BEGIN Task data

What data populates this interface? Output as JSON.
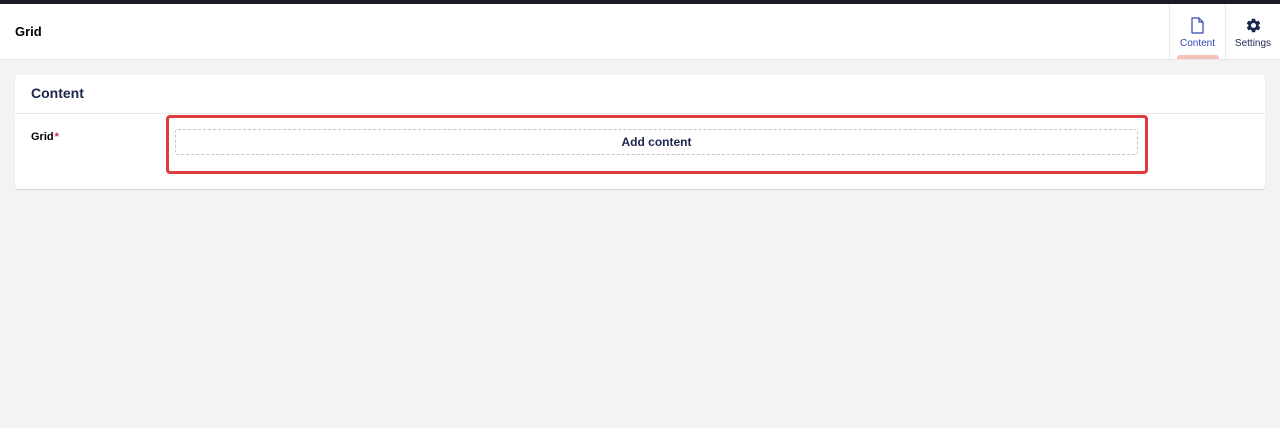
{
  "header": {
    "title": "Grid"
  },
  "app_tabs": [
    {
      "label": "Content",
      "icon": "document-icon",
      "active": true
    },
    {
      "label": "Settings",
      "icon": "gear-icon",
      "active": false
    }
  ],
  "panel": {
    "title": "Content",
    "property": {
      "label": "Grid",
      "required_marker": "*",
      "button_label": "Add content"
    }
  },
  "colors": {
    "accent": "#3544b1",
    "highlight": "#de3c3c",
    "active_indicator": "#f5c1bc",
    "required": "#d42054",
    "text": "#1b264f"
  }
}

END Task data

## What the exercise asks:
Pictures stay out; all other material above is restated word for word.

## Exercise solution:
What data populates this interface? Output as JSON.
{
  "header": {
    "title": "Grid"
  },
  "app_tabs": [
    {
      "label": "Content",
      "icon": "document-icon",
      "active": true
    },
    {
      "label": "Settings",
      "icon": "gear-icon",
      "active": false
    }
  ],
  "panel": {
    "title": "Content",
    "property": {
      "label": "Grid",
      "required_marker": "*",
      "button_label": "Add content"
    }
  },
  "colors": {
    "accent": "#3544b1",
    "highlight": "#de3c3c",
    "active_indicator": "#f5c1bc",
    "required": "#d42054",
    "text": "#1b264f"
  }
}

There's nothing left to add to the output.